*Data in this exercise:*

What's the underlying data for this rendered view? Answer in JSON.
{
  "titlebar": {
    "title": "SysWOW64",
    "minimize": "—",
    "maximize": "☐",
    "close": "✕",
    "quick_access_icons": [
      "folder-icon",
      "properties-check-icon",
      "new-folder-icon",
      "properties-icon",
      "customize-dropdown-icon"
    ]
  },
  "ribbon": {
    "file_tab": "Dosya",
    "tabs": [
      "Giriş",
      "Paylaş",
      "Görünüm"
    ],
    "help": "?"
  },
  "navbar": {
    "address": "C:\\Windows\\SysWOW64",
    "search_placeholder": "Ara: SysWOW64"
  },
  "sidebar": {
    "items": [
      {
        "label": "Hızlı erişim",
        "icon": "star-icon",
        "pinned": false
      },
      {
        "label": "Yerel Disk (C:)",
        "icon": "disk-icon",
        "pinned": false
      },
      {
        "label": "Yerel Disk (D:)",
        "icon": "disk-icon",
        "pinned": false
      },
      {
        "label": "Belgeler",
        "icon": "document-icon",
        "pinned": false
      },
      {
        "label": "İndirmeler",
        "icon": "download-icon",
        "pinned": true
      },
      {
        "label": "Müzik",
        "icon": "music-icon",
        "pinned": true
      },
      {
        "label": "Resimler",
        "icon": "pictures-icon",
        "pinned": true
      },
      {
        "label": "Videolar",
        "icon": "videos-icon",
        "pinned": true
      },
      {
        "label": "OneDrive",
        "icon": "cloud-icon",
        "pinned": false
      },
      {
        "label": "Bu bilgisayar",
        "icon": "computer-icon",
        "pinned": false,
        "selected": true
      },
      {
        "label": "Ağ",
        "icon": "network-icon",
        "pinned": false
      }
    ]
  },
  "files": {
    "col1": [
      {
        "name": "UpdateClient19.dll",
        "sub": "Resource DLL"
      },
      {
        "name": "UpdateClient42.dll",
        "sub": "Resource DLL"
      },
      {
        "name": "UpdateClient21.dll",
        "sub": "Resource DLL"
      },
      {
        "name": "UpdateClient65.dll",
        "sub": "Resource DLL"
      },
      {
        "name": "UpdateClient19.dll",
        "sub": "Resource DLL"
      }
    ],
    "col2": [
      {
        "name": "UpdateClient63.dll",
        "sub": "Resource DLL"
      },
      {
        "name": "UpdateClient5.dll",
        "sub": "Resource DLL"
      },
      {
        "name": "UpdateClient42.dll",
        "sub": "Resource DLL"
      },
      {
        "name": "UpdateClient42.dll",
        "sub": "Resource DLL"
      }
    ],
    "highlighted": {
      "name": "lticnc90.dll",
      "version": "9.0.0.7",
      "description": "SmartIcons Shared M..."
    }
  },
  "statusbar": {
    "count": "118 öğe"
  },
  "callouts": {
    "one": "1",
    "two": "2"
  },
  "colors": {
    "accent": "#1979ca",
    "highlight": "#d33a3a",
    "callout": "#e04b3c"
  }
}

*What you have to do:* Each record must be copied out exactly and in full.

*Solution for this exercise:*
What's the underlying data for this rendered view? Answer in JSON.
{
  "titlebar": {
    "title": "SysWOW64",
    "minimize": "—",
    "maximize": "☐",
    "close": "✕",
    "quick_access_icons": [
      "folder-icon",
      "properties-check-icon",
      "new-folder-icon",
      "properties-icon",
      "customize-dropdown-icon"
    ]
  },
  "ribbon": {
    "file_tab": "Dosya",
    "tabs": [
      "Giriş",
      "Paylaş",
      "Görünüm"
    ],
    "help": "?"
  },
  "navbar": {
    "address": "C:\\Windows\\SysWOW64",
    "search_placeholder": "Ara: SysWOW64"
  },
  "sidebar": {
    "items": [
      {
        "label": "Hızlı erişim",
        "icon": "star-icon",
        "pinned": false
      },
      {
        "label": "Yerel Disk (C:)",
        "icon": "disk-icon",
        "pinned": false
      },
      {
        "label": "Yerel Disk (D:)",
        "icon": "disk-icon",
        "pinned": false
      },
      {
        "label": "Belgeler",
        "icon": "document-icon",
        "pinned": false
      },
      {
        "label": "İndirmeler",
        "icon": "download-icon",
        "pinned": true
      },
      {
        "label": "Müzik",
        "icon": "music-icon",
        "pinned": true
      },
      {
        "label": "Resimler",
        "icon": "pictures-icon",
        "pinned": true
      },
      {
        "label": "Videolar",
        "icon": "videos-icon",
        "pinned": true
      },
      {
        "label": "OneDrive",
        "icon": "cloud-icon",
        "pinned": false
      },
      {
        "label": "Bu bilgisayar",
        "icon": "computer-icon",
        "pinned": false,
        "selected": true
      },
      {
        "label": "Ağ",
        "icon": "network-icon",
        "pinned": false
      }
    ]
  },
  "files": {
    "col1": [
      {
        "name": "UpdateClient19.dll",
        "sub": "Resource DLL"
      },
      {
        "name": "UpdateClient42.dll",
        "sub": "Resource DLL"
      },
      {
        "name": "UpdateClient21.dll",
        "sub": "Resource DLL"
      },
      {
        "name": "UpdateClient65.dll",
        "sub": "Resource DLL"
      },
      {
        "name": "UpdateClient19.dll",
        "sub": "Resource DLL"
      }
    ],
    "col2": [
      {
        "name": "UpdateClient63.dll",
        "sub": "Resource DLL"
      },
      {
        "name": "UpdateClient5.dll",
        "sub": "Resource DLL"
      },
      {
        "name": "UpdateClient42.dll",
        "sub": "Resource DLL"
      },
      {
        "name": "UpdateClient42.dll",
        "sub": "Resource DLL"
      }
    ],
    "highlighted": {
      "name": "lticnc90.dll",
      "version": "9.0.0.7",
      "description": "SmartIcons Shared M..."
    }
  },
  "statusbar": {
    "count": "118 öğe"
  },
  "callouts": {
    "one": "1",
    "two": "2"
  },
  "colors": {
    "accent": "#1979ca",
    "highlight": "#d33a3a",
    "callout": "#e04b3c"
  }
}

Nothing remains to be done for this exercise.